Work to complete
Scan the listing below and copy every line holding "earlier".

----------------

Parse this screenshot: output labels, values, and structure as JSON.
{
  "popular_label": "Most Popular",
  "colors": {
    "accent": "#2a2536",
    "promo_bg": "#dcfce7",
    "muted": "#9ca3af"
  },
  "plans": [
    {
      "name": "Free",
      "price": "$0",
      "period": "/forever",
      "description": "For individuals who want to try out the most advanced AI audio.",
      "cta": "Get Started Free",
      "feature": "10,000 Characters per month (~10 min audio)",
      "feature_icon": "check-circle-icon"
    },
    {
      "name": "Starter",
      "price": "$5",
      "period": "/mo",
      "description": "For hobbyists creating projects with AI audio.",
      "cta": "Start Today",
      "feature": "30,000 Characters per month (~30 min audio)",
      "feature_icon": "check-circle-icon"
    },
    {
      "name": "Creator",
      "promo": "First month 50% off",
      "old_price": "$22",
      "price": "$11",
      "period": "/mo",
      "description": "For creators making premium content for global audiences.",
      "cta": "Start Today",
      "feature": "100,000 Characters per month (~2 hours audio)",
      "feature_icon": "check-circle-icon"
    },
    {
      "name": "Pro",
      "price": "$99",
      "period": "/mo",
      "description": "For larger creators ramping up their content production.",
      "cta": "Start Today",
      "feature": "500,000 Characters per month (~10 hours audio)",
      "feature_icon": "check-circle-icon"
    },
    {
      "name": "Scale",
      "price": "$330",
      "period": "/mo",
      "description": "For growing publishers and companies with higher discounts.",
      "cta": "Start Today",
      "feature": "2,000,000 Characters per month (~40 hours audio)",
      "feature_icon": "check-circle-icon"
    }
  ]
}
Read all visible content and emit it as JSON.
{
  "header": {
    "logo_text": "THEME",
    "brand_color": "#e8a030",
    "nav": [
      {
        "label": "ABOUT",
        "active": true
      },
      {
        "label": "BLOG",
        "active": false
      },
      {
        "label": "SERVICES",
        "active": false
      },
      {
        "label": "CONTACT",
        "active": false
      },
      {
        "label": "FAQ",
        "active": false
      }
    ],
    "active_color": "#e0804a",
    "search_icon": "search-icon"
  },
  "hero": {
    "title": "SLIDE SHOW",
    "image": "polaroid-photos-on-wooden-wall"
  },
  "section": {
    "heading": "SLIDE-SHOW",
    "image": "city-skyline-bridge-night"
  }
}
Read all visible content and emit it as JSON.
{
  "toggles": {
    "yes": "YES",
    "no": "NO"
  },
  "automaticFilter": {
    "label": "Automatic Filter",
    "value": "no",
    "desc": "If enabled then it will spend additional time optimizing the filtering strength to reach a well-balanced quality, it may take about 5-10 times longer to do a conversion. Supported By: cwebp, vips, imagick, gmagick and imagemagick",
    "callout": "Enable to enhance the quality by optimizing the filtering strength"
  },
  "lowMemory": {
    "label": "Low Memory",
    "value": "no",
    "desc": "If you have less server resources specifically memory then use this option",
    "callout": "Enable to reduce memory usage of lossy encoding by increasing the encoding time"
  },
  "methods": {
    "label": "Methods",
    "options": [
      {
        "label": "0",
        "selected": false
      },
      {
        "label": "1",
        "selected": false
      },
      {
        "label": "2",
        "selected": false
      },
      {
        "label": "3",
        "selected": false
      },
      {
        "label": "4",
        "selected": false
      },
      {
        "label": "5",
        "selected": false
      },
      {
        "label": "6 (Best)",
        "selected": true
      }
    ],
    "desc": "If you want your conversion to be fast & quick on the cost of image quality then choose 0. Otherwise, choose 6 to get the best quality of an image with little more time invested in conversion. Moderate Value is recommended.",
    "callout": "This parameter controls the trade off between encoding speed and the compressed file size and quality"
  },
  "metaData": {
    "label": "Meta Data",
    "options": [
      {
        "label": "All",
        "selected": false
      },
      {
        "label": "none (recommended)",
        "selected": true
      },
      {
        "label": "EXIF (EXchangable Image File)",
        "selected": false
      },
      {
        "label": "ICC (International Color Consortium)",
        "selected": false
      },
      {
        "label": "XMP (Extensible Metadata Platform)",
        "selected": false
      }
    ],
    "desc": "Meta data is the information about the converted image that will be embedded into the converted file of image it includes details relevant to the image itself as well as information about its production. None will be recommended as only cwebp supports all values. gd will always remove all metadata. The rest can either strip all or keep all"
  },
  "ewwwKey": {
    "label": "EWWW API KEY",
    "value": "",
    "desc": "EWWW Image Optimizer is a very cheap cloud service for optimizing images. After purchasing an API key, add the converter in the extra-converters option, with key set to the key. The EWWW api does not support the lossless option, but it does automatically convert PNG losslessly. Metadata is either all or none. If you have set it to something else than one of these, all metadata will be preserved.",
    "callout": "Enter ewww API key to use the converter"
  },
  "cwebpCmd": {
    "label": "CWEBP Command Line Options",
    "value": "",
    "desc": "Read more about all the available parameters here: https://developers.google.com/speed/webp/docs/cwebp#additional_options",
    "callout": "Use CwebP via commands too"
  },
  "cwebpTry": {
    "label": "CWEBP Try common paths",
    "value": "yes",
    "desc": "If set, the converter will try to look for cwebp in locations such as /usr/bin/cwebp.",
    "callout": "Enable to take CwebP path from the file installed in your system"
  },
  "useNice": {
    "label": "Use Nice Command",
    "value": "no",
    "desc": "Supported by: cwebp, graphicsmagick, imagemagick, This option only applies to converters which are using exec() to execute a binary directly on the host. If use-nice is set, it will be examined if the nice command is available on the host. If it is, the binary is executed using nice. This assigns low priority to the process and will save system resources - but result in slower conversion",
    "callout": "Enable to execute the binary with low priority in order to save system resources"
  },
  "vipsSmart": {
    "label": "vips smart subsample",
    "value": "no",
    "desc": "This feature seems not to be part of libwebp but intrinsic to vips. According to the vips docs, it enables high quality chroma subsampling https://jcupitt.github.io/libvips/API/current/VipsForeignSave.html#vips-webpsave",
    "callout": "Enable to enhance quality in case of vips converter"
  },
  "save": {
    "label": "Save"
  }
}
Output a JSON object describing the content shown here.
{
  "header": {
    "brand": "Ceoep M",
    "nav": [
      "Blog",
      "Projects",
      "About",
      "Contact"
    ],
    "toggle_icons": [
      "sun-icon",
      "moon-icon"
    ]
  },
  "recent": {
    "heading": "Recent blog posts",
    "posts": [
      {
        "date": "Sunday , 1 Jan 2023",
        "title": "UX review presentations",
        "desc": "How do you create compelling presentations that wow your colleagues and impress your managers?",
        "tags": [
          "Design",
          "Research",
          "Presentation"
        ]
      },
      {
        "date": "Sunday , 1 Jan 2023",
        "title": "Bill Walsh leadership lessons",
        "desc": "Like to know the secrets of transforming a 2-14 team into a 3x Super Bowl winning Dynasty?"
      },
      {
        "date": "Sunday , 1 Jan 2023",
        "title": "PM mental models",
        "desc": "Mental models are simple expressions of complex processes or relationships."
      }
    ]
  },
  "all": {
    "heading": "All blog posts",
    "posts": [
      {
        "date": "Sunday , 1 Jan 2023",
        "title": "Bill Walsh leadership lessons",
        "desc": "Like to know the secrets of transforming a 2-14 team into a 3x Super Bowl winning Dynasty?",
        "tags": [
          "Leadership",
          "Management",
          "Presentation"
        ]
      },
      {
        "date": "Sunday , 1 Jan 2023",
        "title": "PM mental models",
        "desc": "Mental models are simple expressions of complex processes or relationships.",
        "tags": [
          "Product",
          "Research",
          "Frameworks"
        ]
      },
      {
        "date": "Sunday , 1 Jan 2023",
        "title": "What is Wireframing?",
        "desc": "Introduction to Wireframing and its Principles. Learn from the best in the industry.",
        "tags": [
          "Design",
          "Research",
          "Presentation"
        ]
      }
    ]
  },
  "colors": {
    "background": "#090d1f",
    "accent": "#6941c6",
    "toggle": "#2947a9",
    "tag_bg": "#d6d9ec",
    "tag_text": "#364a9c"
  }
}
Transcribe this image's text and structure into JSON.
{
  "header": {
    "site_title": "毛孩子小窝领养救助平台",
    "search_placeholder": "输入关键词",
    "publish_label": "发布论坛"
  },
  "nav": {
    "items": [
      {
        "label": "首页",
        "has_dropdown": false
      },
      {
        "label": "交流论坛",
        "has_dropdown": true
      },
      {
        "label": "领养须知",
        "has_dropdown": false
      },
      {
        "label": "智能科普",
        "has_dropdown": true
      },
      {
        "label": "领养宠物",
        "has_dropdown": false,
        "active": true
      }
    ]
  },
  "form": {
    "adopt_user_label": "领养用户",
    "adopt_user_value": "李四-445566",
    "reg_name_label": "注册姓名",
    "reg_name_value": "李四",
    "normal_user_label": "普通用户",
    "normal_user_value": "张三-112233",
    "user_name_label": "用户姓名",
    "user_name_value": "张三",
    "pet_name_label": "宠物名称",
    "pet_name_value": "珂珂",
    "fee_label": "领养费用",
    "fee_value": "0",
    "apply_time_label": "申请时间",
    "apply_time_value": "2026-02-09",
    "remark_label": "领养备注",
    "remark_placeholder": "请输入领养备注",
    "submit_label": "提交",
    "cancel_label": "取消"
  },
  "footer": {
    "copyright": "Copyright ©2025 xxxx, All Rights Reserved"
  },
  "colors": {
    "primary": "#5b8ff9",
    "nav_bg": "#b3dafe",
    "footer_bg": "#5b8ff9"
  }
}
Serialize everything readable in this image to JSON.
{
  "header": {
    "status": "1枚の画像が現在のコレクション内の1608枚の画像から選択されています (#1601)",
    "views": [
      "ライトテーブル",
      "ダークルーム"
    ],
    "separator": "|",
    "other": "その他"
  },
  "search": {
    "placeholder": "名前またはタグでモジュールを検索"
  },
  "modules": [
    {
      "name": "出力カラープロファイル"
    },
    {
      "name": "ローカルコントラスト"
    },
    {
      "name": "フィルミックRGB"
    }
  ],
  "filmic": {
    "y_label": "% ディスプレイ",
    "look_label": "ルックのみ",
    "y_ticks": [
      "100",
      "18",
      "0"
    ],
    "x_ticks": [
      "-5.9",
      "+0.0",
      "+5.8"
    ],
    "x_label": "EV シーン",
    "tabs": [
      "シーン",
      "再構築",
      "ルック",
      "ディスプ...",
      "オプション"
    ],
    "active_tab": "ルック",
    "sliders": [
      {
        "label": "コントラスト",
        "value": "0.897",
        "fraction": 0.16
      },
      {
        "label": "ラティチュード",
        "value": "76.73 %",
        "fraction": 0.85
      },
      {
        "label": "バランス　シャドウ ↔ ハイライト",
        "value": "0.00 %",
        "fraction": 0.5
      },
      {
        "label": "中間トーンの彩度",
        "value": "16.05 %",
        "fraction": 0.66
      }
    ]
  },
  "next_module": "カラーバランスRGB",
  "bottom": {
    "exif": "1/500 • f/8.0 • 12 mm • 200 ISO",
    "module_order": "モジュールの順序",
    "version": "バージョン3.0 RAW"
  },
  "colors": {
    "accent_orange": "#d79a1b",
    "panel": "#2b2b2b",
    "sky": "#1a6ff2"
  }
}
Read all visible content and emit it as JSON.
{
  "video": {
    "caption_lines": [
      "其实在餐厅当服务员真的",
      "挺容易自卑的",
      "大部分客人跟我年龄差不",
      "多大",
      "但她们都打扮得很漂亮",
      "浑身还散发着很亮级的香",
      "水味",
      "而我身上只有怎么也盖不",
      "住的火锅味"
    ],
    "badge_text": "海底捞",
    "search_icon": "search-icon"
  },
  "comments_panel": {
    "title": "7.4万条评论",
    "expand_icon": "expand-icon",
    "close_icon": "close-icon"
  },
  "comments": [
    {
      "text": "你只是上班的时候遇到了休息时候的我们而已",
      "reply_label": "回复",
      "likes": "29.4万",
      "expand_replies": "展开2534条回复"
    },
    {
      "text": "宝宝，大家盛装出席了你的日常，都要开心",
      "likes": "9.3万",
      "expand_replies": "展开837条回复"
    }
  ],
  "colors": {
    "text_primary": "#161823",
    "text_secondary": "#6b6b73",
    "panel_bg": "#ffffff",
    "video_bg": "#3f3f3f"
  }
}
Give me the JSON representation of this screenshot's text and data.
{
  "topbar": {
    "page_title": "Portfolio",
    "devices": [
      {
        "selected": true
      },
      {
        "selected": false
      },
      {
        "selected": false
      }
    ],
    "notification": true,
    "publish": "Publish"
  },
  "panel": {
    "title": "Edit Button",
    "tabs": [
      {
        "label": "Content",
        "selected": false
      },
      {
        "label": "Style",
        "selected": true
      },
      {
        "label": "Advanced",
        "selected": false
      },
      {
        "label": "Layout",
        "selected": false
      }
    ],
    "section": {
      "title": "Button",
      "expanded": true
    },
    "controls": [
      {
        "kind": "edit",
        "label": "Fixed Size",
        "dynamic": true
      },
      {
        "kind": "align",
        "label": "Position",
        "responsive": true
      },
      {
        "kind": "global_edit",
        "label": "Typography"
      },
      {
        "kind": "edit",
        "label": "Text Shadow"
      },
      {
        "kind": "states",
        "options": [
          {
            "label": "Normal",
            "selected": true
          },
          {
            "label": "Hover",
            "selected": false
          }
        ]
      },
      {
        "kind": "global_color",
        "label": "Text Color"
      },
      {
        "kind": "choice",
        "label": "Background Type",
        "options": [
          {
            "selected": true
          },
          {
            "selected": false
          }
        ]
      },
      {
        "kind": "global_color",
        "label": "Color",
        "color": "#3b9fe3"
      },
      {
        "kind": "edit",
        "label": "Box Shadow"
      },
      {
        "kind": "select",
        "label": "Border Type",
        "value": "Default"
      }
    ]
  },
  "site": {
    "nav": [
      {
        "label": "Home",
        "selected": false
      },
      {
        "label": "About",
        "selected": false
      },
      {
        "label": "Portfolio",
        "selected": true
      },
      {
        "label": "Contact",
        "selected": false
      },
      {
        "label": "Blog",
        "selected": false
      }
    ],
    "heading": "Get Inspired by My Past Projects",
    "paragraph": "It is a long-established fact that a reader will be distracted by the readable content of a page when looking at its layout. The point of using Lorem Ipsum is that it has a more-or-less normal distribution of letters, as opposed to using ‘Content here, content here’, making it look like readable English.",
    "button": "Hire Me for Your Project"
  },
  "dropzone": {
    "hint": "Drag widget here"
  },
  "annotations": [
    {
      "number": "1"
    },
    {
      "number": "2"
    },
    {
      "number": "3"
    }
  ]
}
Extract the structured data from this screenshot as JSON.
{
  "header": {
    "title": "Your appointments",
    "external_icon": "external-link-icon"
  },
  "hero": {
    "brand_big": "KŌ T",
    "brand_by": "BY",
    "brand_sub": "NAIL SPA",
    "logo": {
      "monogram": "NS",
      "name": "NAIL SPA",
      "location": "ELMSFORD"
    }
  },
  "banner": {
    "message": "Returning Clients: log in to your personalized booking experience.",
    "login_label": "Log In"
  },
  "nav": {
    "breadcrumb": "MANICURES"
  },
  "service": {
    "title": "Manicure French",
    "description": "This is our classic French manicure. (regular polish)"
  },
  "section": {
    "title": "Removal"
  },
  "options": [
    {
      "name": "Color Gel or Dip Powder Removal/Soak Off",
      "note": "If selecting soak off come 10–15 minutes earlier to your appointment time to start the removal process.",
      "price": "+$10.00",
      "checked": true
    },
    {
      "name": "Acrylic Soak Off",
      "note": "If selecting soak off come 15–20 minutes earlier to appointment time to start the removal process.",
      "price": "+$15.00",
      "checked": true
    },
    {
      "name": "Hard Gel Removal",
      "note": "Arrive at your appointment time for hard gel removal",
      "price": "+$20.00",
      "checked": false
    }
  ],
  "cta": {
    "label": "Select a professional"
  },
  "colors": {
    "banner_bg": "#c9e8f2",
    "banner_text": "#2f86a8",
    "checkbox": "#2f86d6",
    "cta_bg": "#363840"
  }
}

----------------

Answer below
      "note": "If selecting soak off come 10–15 minutes earlier to your appointment time to start the removal process.",
      "note": "If selecting soak off come 15–20 minutes earlier to appointment time to start the removal process.",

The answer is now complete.